Ed Tittel has worked for over 30 years in the computing industry. He’s worked as a software developer and development manager, a networking consultant, a trainer and course developer, and a technical evangelist for companies that include Burroughs, Schlumberger, Excelan, Novell, IBM/Tivoli and NetQOS (now part of CA). He also ran a content factory named LANWrights from 1994-2004, that routinely produced 50-plus computer trade books yearly, on average. These days Ed makes his living primarily as a freelancer writer and researcher, with occasional engagements as an expert witness for patent litigation matters.
By 1994 Ed had worked on a dozen books (including that immortal classic Stupid PC Tricks) and written over one hundred articles, so he took the plunge when Novell closed its Austin, TX, offices and went out on his own . Over the next 10 years he would contribute to 100-plus books, start his own company, create the Exam Cram series of IT Certification books, and dig deeply into content development and delivery for a variety of publishers and corporate customers. Ed has published books with Academic Press, Addison-Wesley, Charles River Press, Course Technology, IDG Books, Pearson Publishing, Sybex, and Wiley. He has also written for the following major corporations: Tripwire, Acalvio, White Hat Security, Ciena, Cisco, Fortinet, HP, Microsoft, Novell, Platform Computing, and Symantec, among others.

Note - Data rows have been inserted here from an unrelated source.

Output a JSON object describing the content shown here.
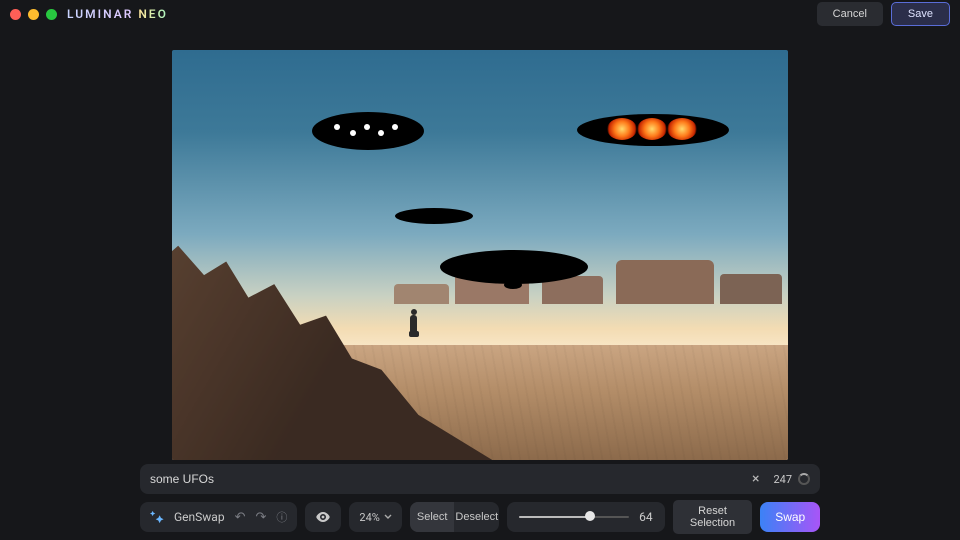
{
  "app": {
    "brand1": "LUMINAR",
    "brand2": "NEO"
  },
  "top": {
    "cancel": "Cancel",
    "save": "Save"
  },
  "prompt": {
    "value": "some UFOs",
    "count": "247"
  },
  "toolbar": {
    "genswap": "GenSwap",
    "zoom": "24%",
    "select": "Select",
    "deselect": "Deselect",
    "brush_size": "64",
    "brush_pct": 64,
    "reset": "Reset Selection",
    "swap": "Swap"
  }
}
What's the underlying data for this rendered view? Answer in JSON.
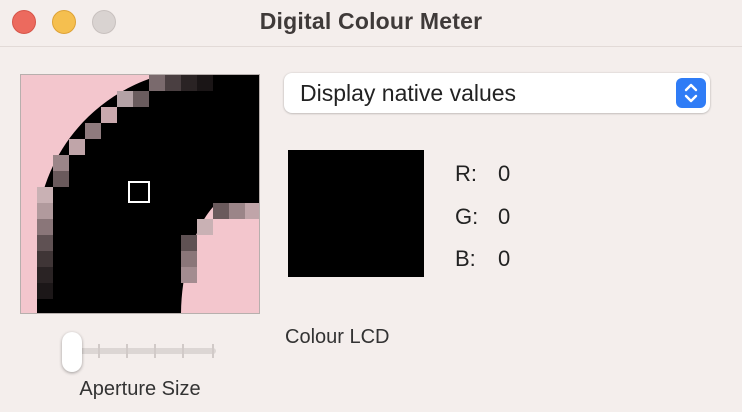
{
  "window": {
    "title": "Digital Colour Meter"
  },
  "traffic_lights": {
    "close": "#ec6a5e",
    "minimize": "#f5bf4f",
    "zoom": "#d9d3d1"
  },
  "magnifier": {
    "colors": {
      "pink": "#f3c6cd",
      "black": "#000000"
    },
    "aperture_icon": "square-outline"
  },
  "aperture": {
    "label": "Aperture Size",
    "level": 0
  },
  "mode_select": {
    "value": "Display native values",
    "stepper_icon": "up-down-chevron-icon",
    "accent": "#2f7cf6"
  },
  "readout": {
    "swatch_color": "#000000",
    "channels": [
      {
        "label": "R:",
        "value": "0"
      },
      {
        "label": "G:",
        "value": "0"
      },
      {
        "label": "B:",
        "value": "0"
      }
    ]
  },
  "display": {
    "name": "Colour LCD"
  }
}
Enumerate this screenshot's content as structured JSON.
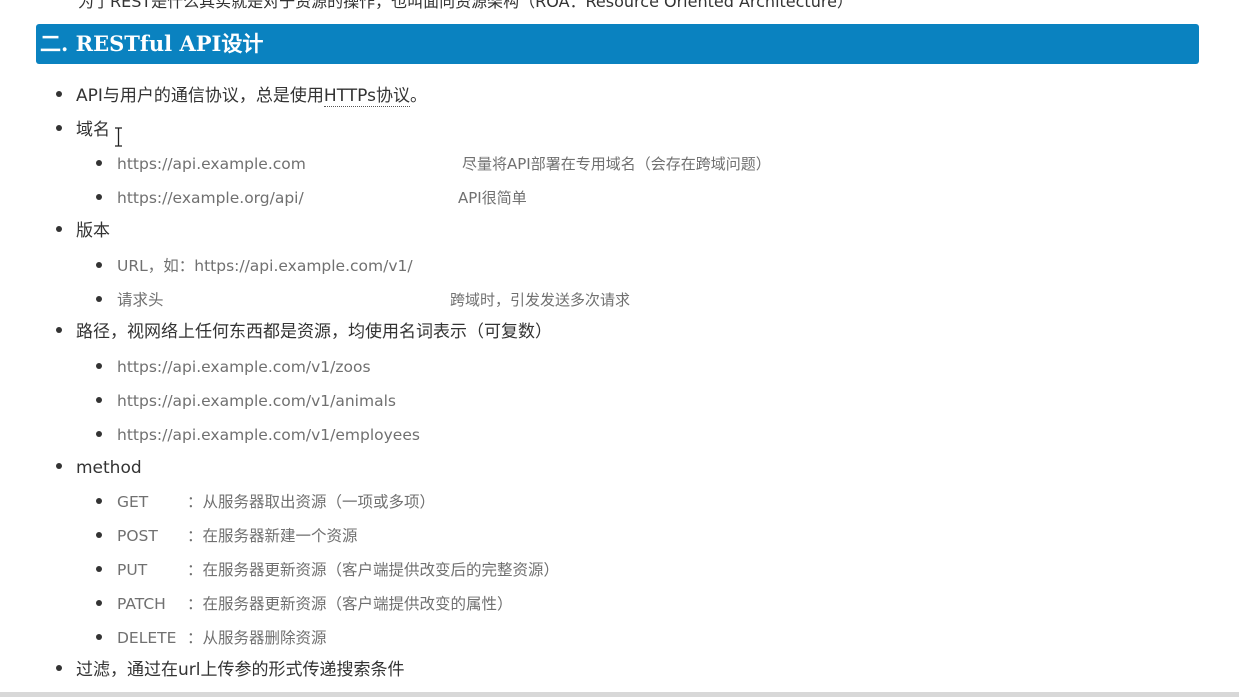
{
  "top_partial_text": "为了REST是什么其实就是对于资源的操作，也叫面向资源架构（ROA：Resource Oriented Architecture）",
  "section": {
    "title": "二. RESTful API设计"
  },
  "protocol": {
    "prefix": "API与用户的通信协议，总是使用",
    "term": "HTTPs协议",
    "suffix": "。"
  },
  "domain": {
    "label": "域名",
    "items": [
      {
        "url": "https://api.example.com",
        "note": "尽量将API部署在专用域名（会存在跨域问题）"
      },
      {
        "url": "https://example.org/api/",
        "note": "API很简单"
      }
    ]
  },
  "version": {
    "label": "版本",
    "items": [
      {
        "text": "URL，如：https://api.example.com/v1/",
        "note": ""
      },
      {
        "text": "请求头",
        "note": "跨域时，引发发送多次请求"
      }
    ]
  },
  "path": {
    "label": "路径，视网络上任何东西都是资源，均使用名词表示（可复数）",
    "items": [
      "https://api.example.com/v1/zoos",
      "https://api.example.com/v1/animals",
      "https://api.example.com/v1/employees"
    ]
  },
  "method": {
    "label": "method",
    "items": [
      {
        "name": "GET",
        "desc": "：从服务器取出资源（一项或多项）"
      },
      {
        "name": "POST",
        "desc": "：在服务器新建一个资源"
      },
      {
        "name": "PUT",
        "desc": "：在服务器更新资源（客户端提供改变后的完整资源）"
      },
      {
        "name": "PATCH",
        "desc": "：在服务器更新资源（客户端提供改变的属性）"
      },
      {
        "name": "DELETE",
        "desc": "：从服务器删除资源"
      }
    ]
  },
  "filter": {
    "label": "过滤，通过在url上传参的形式传递搜索条件"
  }
}
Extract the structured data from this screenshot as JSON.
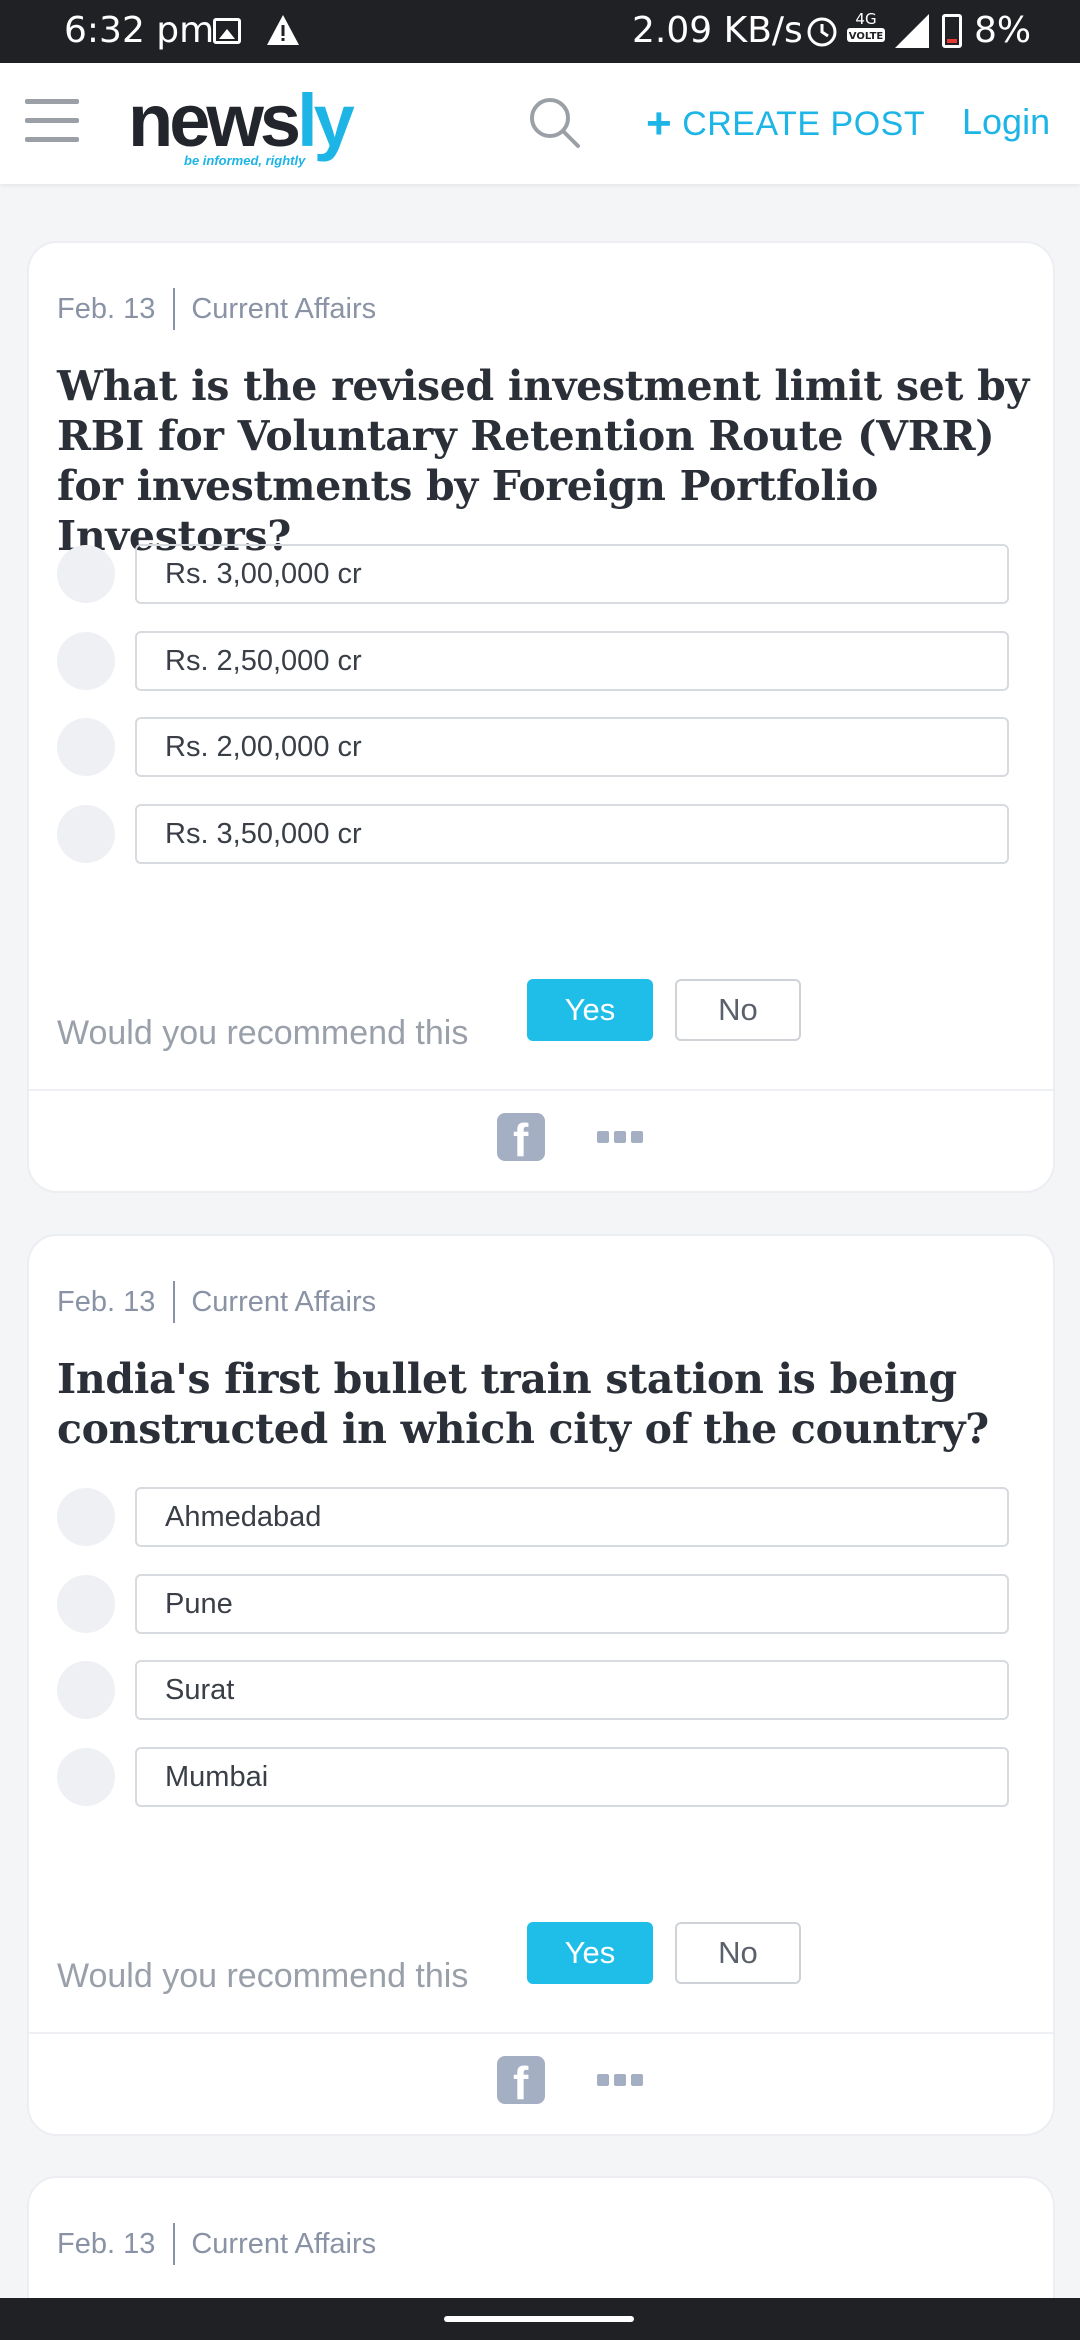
{
  "status_bar": {
    "time": "6:32 pm",
    "network_speed": "2.09 KB/s",
    "network_type": "4G",
    "volte_label": "VOLTE",
    "battery": "8%"
  },
  "header": {
    "logo_main": "news",
    "logo_accent": "ly",
    "tagline": "be informed, rightly",
    "create_post_label": "CREATE POST",
    "login_label": "Login",
    "accent_color": "#1db4e6"
  },
  "cards": [
    {
      "date": "Feb. 13",
      "category": "Current Affairs",
      "question": "What is the revised investment limit set by RBI for Voluntary Retention Route (VRR) for investments by Foreign Portfolio Investors?",
      "options": [
        "Rs. 3,00,000 cr",
        "Rs. 2,50,000 cr",
        "Rs. 2,00,000 cr",
        "Rs. 3,50,000 cr"
      ],
      "recommend_label": "Would you recommend this",
      "yes_label": "Yes",
      "no_label": "No"
    },
    {
      "date": "Feb. 13",
      "category": "Current Affairs",
      "question": "India's first bullet train station is being constructed in which city of the country?",
      "options": [
        "Ahmedabad",
        "Pune",
        "Surat",
        "Mumbai"
      ],
      "recommend_label": "Would you recommend this",
      "yes_label": "Yes",
      "no_label": "No"
    },
    {
      "date": "Feb. 13",
      "category": "Current Affairs"
    }
  ]
}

Ed’s areas of technical interest include: markup languages; information security; Windows operating systems; and Web development tools and technologies. Ed currently blogs 5 times weekly: 3 times Windows Enterprise Desktop, and once a week for GoCertify.com and Tom’s IT Pro. He also writes regularly for Websites that include numerous TechTarget outlets, CIO.com, and others. Follow Ed on Google Plus or visit any of his blogs to learn more about his current work and activity.